She said she is also quite fond of self-quarantine.
“I get to be with my family and live with them,” Hernandez said. “I don’t live with my family, but in this quarantine I have been spending my time with my family.”
This self-quarantine life has many different impacts on Texas A&M International University students. For some it turns harsh, yet for others beneficial.
“I would actually say that quarantine has benefited me,” TAMIU junior Alyssa Veronica said. “I finally have time to do things around the house. Now I can actually cook. I have been cooking all my meals which is great because I love to cook. And before I hadn’t had the chance to do so because of school.”
“I’m very into nutrition, I like to watch what I eat and find different healthy options that are easy to make,” Veronica said.

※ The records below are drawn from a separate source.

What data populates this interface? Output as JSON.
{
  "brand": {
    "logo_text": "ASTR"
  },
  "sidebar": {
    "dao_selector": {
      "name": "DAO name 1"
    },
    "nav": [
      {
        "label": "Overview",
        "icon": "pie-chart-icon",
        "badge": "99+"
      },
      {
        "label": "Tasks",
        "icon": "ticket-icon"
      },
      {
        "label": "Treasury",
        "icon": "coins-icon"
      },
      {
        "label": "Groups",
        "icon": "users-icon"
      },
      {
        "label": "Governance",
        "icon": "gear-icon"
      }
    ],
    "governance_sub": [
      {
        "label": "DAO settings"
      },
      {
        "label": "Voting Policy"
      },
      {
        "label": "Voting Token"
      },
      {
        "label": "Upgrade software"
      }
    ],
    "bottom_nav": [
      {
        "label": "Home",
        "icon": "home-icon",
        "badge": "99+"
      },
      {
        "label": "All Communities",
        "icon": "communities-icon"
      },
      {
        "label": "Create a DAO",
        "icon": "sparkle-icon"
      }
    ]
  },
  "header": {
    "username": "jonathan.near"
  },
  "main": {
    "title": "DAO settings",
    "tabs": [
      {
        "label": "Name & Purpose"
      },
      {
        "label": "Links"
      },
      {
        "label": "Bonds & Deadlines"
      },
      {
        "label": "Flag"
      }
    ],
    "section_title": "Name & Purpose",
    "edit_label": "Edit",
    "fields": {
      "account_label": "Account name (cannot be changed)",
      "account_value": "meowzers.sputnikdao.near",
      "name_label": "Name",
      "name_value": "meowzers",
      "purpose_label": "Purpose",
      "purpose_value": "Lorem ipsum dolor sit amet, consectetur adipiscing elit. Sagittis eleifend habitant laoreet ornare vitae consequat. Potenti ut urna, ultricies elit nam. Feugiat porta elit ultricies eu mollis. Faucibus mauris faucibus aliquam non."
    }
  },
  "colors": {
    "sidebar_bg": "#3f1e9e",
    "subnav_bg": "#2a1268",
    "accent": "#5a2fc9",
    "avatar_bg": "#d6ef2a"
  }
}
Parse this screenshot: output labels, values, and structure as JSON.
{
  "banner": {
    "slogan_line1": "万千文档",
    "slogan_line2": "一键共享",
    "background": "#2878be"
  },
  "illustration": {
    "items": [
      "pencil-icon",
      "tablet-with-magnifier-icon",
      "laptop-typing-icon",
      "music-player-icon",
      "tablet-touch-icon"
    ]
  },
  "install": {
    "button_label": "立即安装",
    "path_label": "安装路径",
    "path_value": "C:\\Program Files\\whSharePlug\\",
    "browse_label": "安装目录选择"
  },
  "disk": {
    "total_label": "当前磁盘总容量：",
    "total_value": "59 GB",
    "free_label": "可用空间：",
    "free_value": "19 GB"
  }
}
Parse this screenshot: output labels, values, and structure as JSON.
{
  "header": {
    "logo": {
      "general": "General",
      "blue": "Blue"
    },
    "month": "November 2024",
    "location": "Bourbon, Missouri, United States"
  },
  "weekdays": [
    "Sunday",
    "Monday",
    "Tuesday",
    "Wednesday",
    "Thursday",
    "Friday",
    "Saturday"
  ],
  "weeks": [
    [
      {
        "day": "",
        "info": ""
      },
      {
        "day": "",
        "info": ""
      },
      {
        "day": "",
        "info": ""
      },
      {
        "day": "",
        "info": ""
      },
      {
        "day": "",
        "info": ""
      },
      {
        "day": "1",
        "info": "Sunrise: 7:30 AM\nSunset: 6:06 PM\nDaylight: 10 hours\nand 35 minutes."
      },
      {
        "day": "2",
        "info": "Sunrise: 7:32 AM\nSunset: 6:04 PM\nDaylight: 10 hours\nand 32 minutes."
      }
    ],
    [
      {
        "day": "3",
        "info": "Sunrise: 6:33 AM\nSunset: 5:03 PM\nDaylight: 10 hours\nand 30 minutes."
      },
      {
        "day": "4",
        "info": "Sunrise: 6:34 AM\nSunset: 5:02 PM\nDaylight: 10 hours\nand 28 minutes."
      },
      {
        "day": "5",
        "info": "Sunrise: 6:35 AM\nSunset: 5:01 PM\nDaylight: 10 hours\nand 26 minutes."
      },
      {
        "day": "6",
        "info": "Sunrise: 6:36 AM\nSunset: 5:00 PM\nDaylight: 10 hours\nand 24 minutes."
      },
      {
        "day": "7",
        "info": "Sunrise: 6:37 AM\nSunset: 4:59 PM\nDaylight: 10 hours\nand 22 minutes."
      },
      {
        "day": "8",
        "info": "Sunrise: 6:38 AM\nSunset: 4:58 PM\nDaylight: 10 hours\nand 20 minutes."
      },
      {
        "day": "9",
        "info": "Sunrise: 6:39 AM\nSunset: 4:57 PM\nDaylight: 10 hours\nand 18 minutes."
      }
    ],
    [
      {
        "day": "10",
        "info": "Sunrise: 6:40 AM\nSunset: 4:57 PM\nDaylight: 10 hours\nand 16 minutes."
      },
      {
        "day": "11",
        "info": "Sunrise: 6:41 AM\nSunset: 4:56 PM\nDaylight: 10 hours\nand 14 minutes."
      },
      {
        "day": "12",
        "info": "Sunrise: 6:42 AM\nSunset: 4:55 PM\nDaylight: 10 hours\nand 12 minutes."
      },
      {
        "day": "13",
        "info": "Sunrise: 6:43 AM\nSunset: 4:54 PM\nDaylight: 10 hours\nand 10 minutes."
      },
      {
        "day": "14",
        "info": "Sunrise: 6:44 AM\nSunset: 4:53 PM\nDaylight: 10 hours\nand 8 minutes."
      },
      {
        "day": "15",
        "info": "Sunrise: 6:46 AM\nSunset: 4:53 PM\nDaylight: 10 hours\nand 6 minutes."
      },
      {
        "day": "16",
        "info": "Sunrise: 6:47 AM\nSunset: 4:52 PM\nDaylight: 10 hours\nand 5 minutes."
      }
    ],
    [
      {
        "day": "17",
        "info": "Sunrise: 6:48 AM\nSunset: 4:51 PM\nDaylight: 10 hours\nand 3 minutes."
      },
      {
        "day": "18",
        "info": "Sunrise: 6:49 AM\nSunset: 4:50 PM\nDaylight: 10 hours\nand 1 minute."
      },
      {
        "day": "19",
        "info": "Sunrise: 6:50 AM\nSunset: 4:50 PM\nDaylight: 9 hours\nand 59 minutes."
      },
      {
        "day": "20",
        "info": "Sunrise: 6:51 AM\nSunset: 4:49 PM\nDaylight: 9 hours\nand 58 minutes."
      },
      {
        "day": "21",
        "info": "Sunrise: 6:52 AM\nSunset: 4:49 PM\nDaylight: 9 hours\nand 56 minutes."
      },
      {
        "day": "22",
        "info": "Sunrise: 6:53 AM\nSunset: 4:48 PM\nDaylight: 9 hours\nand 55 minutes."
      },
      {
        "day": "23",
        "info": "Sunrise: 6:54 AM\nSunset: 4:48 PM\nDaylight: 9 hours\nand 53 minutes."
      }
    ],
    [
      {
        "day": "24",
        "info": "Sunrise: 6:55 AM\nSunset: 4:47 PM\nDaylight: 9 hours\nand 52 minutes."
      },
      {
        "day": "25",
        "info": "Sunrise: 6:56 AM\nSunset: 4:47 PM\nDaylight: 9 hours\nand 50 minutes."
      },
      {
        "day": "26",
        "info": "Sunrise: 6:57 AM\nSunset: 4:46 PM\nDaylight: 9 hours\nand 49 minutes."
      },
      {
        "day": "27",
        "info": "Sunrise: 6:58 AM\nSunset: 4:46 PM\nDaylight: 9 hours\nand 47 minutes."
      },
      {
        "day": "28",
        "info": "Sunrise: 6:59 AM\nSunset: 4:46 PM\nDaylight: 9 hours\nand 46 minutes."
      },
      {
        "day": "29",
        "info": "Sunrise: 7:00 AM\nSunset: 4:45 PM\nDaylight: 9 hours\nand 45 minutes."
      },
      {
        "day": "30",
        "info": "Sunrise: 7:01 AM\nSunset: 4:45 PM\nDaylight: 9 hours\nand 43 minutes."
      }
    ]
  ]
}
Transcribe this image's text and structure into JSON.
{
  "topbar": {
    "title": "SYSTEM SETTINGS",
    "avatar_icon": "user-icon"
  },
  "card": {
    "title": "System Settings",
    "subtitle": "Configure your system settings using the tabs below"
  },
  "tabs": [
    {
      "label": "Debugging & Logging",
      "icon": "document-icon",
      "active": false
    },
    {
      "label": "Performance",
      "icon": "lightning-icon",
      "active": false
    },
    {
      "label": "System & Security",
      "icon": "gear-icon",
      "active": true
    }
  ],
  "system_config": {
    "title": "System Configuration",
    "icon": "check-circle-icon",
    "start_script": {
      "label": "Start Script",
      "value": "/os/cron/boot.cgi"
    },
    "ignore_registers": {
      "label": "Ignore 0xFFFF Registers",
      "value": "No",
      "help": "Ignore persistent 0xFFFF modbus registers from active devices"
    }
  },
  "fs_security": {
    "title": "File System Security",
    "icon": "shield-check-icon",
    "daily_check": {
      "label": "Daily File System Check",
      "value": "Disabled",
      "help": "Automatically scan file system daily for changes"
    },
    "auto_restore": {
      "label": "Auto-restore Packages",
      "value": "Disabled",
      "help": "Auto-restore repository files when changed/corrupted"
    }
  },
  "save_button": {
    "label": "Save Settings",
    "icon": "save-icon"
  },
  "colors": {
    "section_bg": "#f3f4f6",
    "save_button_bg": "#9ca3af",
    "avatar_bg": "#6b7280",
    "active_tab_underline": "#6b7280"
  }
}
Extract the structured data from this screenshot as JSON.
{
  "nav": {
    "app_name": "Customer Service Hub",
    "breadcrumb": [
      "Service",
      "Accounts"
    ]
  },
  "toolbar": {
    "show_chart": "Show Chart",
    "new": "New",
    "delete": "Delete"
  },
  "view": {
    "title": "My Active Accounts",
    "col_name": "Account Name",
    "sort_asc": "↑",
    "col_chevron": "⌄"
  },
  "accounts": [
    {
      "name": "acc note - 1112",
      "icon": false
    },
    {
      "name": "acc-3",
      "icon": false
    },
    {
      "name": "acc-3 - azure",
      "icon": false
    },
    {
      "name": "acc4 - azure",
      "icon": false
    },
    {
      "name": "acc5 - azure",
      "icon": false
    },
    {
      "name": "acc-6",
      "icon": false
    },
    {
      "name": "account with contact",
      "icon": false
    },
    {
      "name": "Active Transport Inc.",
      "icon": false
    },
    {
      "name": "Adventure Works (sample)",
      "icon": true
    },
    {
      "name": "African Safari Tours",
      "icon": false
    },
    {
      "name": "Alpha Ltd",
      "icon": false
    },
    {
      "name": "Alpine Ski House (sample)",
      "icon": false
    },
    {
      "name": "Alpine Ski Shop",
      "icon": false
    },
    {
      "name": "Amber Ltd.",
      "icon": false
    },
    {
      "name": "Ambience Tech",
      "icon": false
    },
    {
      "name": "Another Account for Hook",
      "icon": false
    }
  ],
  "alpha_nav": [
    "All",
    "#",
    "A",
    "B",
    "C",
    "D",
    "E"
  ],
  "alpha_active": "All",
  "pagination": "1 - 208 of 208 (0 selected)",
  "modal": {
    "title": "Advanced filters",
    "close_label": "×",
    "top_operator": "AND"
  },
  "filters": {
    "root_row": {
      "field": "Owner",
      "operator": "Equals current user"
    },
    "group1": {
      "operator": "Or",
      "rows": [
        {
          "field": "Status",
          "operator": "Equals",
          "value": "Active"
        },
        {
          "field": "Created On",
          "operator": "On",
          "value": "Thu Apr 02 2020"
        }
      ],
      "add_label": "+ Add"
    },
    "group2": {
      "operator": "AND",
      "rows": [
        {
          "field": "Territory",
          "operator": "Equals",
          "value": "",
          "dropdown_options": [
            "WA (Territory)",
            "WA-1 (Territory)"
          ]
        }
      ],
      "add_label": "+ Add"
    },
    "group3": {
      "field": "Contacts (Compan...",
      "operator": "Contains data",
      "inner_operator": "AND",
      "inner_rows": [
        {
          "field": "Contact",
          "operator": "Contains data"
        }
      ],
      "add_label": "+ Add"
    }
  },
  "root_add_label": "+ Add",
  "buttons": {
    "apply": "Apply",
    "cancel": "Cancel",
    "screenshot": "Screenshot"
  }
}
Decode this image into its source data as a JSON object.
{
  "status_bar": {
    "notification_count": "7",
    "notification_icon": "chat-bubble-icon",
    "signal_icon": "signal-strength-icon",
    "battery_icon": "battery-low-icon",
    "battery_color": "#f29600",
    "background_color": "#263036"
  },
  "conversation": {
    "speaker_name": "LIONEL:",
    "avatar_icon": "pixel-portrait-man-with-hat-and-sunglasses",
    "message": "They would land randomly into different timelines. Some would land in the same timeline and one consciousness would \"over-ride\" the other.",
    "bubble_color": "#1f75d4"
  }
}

In addition, she finds some things too restrictive.
“I think the least favorite thing about quarantine would have to be the restrictions, in terms of going out,” she said. “Like, you can’t go to a friend’s house. You can’t hang out with anybody.
“But my most favorite part about quarantine is that I don’t really have to wake up for class, get ready and find parking. So I would say my favorite part is not having to worry about parking.”
Many students posted about parking issues online in the TAMIU Student Network page on Facebook prior to the impact of COVID-19.
Veronica turned a not-so-happy situation to her advantage as now finds time to do things she really loves. Despite these “difficult times,” as many people are calling them, some find it important to always look for the bright side in every situation.